      Our client, a young college student whose only mistake was his choice of friends, was charged with robbery after two of his acquaintances deprived another student of a computer and telephone at gunpoint. The gun was fake, but the trouble was real in a classic case of guilt-by-association. After grappling with multiple prosecutors, Campbell Whitten criminal defense attorney Clayton D. Campbell convinced the prosecutor to dismiss the charges. As charged, our client faced up to five years in prison. “Being present when a crime is committed does not make you guilty of that crime,” said Campbell, “at least not in the eyes of the law. In the eyes of the police and prosecutors, which view everything with a presumption of guilt, it’s plenty. Fortunately for my client in this case the prosecutor did the right thing and dismissed the charges”.


      Campbell Whitten criminal defense attorney Clayton Campbell won a not guilty verdict last week after a six day trial in a case involving allegations of sales of prescription medication.

      Our client, a disabled diabetic, was accused by Bakersfield police officers of possessing prescription medication with the intent to sell it.

      "This case should have never been filed," said Campbell after the trial. "Once a case is given to a jury, anything could happen. An innocent man with medication prescribed to him by his doctor could have been convicted. I'm grateful that the jury did the right thing."

      The jury deliberated for more than a day before finding our client not guilty of all charges, including a paraphernalia charge for possession of methamphetamine smoking pipes.

      "The DA didn't file meth possession charges against my client," said Campbell. "They were saying all along that the paraphernalia could be either the pipes or my client's insulin syringes, but at the last minute he asked Judge Clark to remove the syringes from the jury instructions."

      The case involved a co-defendant who attempted to flush the medication, along with a bindle of methamphetamine, down a toilet in our client's home.


      Attorneys Jesse Whitten and Clayton Campbell negotiate a settlement of a case involving third strike charges on Friday, April 12, 2013. Our client hired a defense team and it paid off - and avoided a life sentence!

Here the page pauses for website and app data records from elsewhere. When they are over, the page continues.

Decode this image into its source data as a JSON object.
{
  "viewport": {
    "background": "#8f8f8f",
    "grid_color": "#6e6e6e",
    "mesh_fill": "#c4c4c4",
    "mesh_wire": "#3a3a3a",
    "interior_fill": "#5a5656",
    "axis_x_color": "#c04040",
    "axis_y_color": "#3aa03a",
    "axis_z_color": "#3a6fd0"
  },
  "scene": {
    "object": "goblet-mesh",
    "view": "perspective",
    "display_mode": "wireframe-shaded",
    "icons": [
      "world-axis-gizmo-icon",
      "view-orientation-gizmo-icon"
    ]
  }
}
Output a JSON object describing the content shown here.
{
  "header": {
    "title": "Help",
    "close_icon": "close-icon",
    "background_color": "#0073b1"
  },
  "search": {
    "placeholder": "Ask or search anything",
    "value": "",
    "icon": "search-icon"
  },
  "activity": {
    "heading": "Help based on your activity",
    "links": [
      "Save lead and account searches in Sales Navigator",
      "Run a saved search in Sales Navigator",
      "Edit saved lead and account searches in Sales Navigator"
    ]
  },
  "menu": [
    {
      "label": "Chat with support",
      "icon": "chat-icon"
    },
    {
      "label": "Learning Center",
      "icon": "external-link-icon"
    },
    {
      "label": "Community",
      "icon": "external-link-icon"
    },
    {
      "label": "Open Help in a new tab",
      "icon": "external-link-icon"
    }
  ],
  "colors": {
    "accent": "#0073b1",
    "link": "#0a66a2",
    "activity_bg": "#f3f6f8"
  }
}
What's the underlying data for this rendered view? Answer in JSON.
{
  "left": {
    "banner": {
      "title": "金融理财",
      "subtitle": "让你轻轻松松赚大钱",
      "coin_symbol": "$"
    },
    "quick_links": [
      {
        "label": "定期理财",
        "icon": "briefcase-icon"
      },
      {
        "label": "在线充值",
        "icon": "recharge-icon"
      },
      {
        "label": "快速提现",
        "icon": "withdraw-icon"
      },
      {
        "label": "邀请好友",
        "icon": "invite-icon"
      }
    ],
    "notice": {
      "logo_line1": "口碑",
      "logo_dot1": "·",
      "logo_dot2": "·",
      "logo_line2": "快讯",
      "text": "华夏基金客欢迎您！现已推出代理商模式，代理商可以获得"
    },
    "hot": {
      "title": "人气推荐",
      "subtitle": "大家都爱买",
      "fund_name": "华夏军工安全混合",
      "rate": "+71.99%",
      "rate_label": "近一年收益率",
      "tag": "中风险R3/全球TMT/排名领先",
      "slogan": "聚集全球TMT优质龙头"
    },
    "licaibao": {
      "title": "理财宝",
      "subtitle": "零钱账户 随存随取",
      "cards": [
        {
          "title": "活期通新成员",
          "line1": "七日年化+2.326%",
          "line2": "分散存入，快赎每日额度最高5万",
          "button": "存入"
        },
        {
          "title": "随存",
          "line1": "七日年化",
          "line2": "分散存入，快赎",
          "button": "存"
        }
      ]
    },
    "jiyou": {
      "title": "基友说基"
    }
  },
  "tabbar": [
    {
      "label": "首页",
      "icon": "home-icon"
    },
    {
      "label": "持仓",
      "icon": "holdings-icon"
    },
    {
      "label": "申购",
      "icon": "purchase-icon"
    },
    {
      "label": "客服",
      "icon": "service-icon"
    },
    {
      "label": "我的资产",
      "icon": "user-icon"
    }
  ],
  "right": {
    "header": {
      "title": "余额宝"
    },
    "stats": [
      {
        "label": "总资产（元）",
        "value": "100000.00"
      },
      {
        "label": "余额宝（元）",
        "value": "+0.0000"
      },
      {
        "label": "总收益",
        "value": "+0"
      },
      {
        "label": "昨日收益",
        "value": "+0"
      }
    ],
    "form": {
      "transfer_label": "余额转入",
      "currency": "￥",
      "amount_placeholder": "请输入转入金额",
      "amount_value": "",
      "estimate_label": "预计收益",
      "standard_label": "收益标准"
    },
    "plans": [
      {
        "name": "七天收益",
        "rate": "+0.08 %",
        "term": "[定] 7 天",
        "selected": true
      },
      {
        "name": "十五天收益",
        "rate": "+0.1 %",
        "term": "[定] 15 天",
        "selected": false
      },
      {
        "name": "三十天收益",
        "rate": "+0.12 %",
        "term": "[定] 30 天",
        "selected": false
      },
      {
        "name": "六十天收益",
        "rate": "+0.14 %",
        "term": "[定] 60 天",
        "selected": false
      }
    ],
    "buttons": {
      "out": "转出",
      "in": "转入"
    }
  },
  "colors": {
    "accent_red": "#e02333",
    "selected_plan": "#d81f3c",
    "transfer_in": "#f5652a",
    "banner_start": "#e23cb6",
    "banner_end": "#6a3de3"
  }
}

      Our client had been convicted twice before on charges that, pursuant to California's three strikes law, are "serious" felonies; that is, they were strike priors on his criminal record. In his new case he was charged with robbery and attempted robbery involving multiple victims, including one who sustained a bloody head wound in an altercation with our client.

      Facing a twenty-five year to life sentence, our client hired us to save his future. We negotiated a settlement whereby he admitted a less serious crime in exchange for a four year, eight month sentence. He will again see the light of day as a free man.